Disabled Facilities in Banff National Park
The Canadian Rockies’ Banff National Park has plenty to offer people with hearing, vision, mobility or mental impairments, and plans to make even more facilities accessible in the future. Facilities have improved significantly in recent years, and sights and activities that might once have been impossible are now very accessible.
Parks Canada Advice
“Most of the trails over the years have become accessible at least some of the way,” says Sylvina Kennedy, of Parks Canada. “There is parking close to the entrances and the wash services are all accessible. The best thing to do is come to the Banff Information Centre, where the guys there can advise the best trails to take considering mobility and weather.”
Johnston Canyon, Bow Summit, Storm Mountain and Lake Minnewanka boat tours have been some of the more traditional destination for the disabled visitor. The facilities are better and the slopes are less extreme. Coral Creek picnic area and Bow Lake are popular and beautiful places to have a picnic. The parking lots and paved wheelchair paths make very accessible.
Restrictions and Toilet Facilities
It is a great time for disabled visitors to come to Banff. There are still some annoying restrictions like the Banff Park Museum, where wheelchair users can only go on the first floor in the exhibits and discoveries area. But even the visitor centre here has been upgraded to permit access for all and there is also a hearing impaired phone. Wheelchair accessible public washrooms are located within half a block of the Banff Visitor Centre and also the Park Museum and in drive-in campgrounds and picnic sites in Banff, Lake Louise and along the Bow Valley and Icefields Parkways.
Banff Visitor Centre
“The physically challenged can use and enjoy a good selection of trails throughout the park,” says Sharon Morgan, of the Banff Visitor Centre, “Surface treatments range from asphalt, cinders, crushed gravel and dirt. Many shorter trails are level or have only gentle grades. A lot of the Museums now have assistant hearing devices and close-videos for those with sight or hearing difficulties. The Cave & Basin centre is one of the best examples. As well as facilities for those with hearing and sight problems, they have an all terrain wheelchair surface, a huge wheelchair friendly bathroom and guides can even take you around the centre upon request. I would also strongly recommend Sulphur Mountain. It is well built so anybody can enjoy it. All the springs up here are completely wheelchair accesible.

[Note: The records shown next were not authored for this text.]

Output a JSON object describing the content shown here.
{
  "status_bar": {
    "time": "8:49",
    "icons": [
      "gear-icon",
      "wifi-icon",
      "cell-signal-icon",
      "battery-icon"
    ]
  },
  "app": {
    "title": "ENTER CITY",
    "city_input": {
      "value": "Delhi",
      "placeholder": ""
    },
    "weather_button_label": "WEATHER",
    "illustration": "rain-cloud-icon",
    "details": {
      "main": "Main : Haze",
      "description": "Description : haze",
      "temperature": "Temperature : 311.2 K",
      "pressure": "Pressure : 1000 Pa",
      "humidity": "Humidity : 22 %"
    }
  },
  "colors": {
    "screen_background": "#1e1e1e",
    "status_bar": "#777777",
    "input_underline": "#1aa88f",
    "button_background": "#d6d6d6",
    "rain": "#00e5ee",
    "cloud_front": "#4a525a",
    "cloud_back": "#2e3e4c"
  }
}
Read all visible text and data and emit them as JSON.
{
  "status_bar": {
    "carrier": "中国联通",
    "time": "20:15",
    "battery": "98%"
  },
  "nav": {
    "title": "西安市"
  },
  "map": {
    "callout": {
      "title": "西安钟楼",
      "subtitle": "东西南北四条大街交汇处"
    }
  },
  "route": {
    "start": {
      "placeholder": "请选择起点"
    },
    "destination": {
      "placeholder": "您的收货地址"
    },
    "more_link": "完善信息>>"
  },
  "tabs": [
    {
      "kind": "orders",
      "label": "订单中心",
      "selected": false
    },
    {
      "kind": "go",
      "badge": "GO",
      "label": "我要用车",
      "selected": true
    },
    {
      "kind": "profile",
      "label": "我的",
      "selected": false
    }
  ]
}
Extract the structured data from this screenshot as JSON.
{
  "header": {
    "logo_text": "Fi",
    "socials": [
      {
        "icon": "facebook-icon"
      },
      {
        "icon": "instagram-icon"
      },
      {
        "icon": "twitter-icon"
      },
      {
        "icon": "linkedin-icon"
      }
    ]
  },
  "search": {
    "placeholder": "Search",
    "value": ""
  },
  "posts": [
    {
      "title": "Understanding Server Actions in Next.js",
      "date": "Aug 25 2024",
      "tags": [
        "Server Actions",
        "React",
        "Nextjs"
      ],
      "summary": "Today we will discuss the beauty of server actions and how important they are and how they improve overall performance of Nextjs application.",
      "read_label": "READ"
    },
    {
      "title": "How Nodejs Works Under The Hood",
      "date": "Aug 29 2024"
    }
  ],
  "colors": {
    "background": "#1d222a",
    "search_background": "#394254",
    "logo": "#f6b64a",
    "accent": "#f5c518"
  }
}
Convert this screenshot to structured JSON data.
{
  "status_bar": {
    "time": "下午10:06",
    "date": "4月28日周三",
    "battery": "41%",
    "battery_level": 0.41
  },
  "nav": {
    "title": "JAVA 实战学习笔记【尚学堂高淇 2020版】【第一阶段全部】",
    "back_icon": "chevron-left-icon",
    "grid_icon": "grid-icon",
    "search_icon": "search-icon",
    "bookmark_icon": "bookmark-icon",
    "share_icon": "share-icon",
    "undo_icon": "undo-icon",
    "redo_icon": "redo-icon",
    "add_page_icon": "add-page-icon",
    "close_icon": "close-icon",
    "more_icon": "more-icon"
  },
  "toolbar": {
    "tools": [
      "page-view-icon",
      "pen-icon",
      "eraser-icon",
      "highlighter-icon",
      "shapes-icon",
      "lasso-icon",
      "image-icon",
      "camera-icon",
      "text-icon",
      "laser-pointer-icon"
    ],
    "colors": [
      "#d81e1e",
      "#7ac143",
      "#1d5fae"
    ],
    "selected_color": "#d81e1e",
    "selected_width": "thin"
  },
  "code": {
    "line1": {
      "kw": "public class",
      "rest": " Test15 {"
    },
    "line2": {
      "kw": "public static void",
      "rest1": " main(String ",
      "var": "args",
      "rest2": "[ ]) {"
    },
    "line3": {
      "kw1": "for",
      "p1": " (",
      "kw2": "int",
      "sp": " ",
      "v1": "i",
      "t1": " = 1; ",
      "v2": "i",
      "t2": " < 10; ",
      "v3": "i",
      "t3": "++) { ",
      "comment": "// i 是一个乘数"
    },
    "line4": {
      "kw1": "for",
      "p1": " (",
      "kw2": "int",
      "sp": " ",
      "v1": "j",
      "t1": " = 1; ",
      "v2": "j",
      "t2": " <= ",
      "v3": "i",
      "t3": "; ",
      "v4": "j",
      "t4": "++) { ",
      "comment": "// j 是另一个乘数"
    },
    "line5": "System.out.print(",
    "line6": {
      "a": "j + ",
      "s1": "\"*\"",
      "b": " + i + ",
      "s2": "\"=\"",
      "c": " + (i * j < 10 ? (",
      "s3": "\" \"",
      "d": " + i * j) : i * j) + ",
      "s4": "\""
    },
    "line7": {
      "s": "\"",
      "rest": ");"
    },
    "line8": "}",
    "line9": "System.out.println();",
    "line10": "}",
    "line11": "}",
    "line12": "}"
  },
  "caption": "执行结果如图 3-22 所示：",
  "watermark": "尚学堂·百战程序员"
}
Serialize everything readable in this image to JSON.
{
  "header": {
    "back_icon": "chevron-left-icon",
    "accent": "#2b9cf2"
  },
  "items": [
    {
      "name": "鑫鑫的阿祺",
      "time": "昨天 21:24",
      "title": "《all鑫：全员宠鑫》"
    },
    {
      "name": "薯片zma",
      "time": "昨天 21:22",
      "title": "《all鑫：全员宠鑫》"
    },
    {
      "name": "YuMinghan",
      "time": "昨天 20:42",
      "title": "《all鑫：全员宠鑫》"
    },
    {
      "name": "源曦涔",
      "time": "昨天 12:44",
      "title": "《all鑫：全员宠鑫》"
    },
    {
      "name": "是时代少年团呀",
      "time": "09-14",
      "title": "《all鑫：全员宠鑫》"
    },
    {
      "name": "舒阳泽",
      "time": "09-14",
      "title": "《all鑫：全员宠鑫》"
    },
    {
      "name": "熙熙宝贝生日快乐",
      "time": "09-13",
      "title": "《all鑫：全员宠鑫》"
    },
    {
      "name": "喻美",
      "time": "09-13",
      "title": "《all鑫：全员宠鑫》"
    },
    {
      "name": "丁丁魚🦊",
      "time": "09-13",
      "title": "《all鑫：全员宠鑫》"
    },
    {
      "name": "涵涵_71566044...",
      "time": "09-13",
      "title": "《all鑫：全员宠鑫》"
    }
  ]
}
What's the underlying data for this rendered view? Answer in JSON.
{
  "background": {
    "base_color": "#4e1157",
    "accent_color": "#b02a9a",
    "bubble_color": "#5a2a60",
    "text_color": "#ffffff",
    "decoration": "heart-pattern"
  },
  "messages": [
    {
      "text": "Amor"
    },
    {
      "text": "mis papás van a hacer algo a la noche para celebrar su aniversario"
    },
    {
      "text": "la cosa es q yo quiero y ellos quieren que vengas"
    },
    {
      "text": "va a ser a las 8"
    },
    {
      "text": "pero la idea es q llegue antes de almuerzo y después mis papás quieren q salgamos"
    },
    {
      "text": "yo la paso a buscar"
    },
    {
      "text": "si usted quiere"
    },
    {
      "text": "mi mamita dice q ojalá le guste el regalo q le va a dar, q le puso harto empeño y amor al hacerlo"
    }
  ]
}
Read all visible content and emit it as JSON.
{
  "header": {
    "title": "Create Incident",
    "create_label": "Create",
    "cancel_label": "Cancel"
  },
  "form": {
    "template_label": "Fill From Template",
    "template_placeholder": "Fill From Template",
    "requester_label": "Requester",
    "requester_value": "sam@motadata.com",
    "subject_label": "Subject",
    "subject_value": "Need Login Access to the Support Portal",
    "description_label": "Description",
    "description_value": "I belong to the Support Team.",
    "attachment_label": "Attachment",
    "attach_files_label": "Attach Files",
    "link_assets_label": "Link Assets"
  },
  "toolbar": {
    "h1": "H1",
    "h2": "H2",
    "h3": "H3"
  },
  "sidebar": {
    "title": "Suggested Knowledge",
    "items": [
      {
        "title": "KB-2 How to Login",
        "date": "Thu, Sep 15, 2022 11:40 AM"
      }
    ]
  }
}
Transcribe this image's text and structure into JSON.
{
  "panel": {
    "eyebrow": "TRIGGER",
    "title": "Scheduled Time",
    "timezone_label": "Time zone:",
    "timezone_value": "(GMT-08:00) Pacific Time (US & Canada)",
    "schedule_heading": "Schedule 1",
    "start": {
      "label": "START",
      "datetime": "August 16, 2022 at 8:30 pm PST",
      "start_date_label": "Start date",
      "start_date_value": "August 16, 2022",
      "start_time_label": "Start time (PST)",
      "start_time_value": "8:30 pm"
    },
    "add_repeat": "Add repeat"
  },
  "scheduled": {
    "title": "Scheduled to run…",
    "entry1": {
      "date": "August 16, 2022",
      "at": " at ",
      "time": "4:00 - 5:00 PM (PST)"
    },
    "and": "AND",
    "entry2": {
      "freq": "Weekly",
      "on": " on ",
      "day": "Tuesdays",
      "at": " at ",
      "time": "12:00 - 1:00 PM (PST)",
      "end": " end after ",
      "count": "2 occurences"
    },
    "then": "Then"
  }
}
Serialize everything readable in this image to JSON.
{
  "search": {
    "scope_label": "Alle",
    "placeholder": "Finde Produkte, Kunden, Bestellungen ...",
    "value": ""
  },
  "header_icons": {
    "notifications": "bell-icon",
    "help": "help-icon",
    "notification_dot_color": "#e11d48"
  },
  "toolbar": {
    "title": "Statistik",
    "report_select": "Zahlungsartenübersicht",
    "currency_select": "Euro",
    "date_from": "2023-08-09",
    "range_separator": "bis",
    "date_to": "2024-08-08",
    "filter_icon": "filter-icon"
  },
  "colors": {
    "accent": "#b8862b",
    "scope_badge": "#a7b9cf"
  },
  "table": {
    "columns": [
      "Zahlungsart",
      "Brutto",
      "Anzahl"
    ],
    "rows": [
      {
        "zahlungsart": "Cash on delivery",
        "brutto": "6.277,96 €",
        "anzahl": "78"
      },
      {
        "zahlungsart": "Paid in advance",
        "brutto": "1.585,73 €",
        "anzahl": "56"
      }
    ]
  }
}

Oh, and of course the Banff Gondola, you can’t miss that!”
If you don’t succeed in renting a wheelchair or crutches from the pharmacies in Banff, the Banff Health Unit may be able to provide assistance and rent equipment (phone 762-2290, Monday-Friday).